Domestic violence occurs in a relationship between intimate people. It can take many forms including sexual and . - The Influence of Domestic Violence Introduction Domestic violence is a problem which affects women of all ages, and there is a high prevalence of young adult college women who are experiencing Intimate Partner Violence.
The conclusion of your essay on domestic violence is a chance to summarize the main idea presented in your essay. Sometimes, a conclusion can share the main idea from the introduction in different words. The problems of child maltreatment, domestic violence, and elder abuse have generated hundreds of separate interventions in social service, health, and law enforcement settings.
This array of interventions has been driven by the urgency of the different types of family violence, client needs, and. Domestic violence is commonly associated with mistreatment of women.

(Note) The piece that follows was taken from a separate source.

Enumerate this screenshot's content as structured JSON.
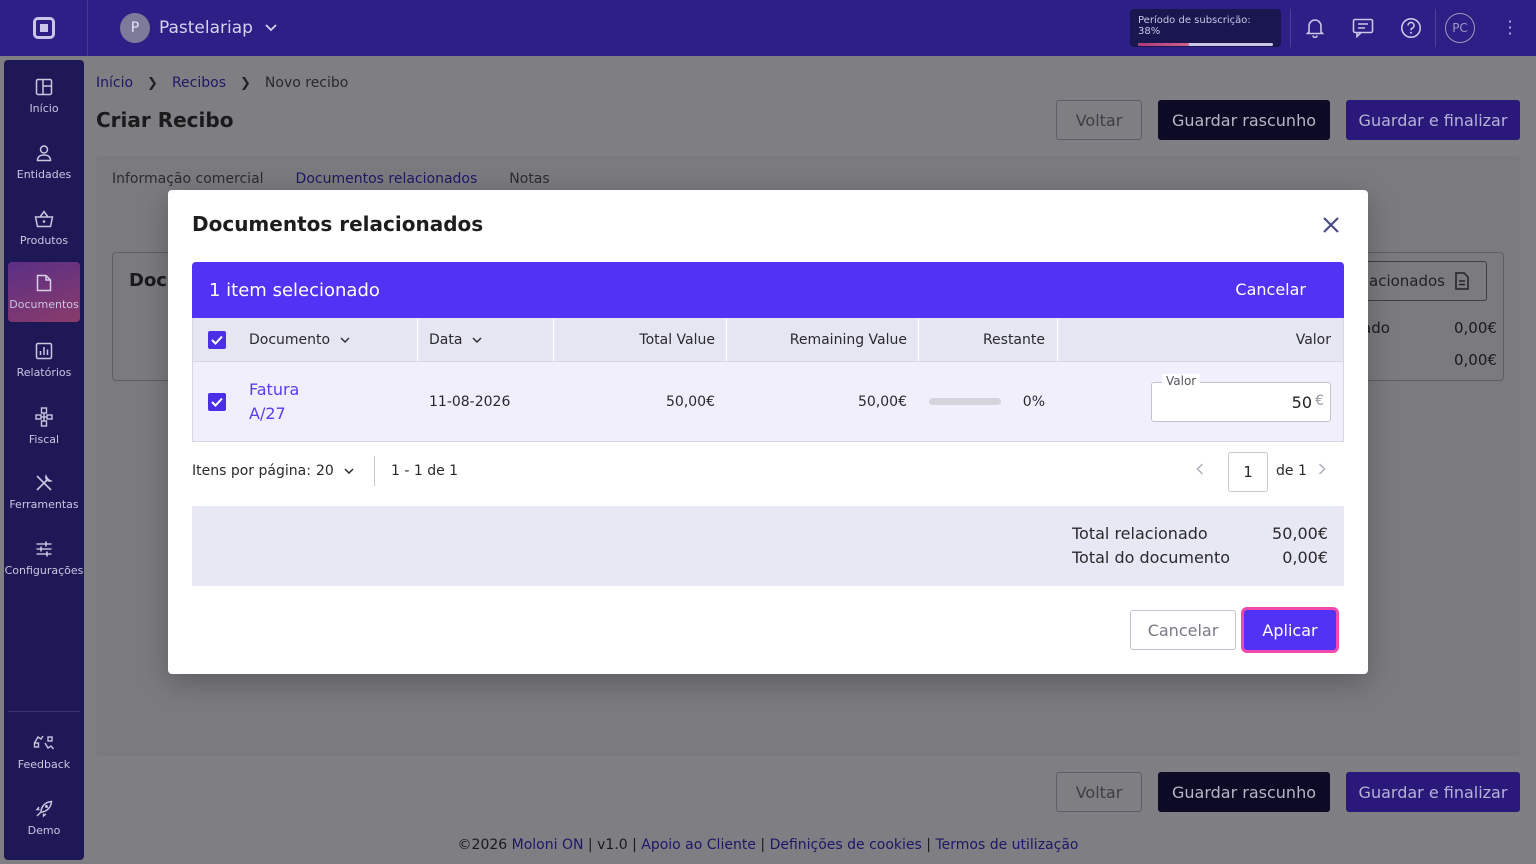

There are different forms of domestic violence that affect men, women and children. This is abuse that happens in multiple forms including physical, emotional and mental.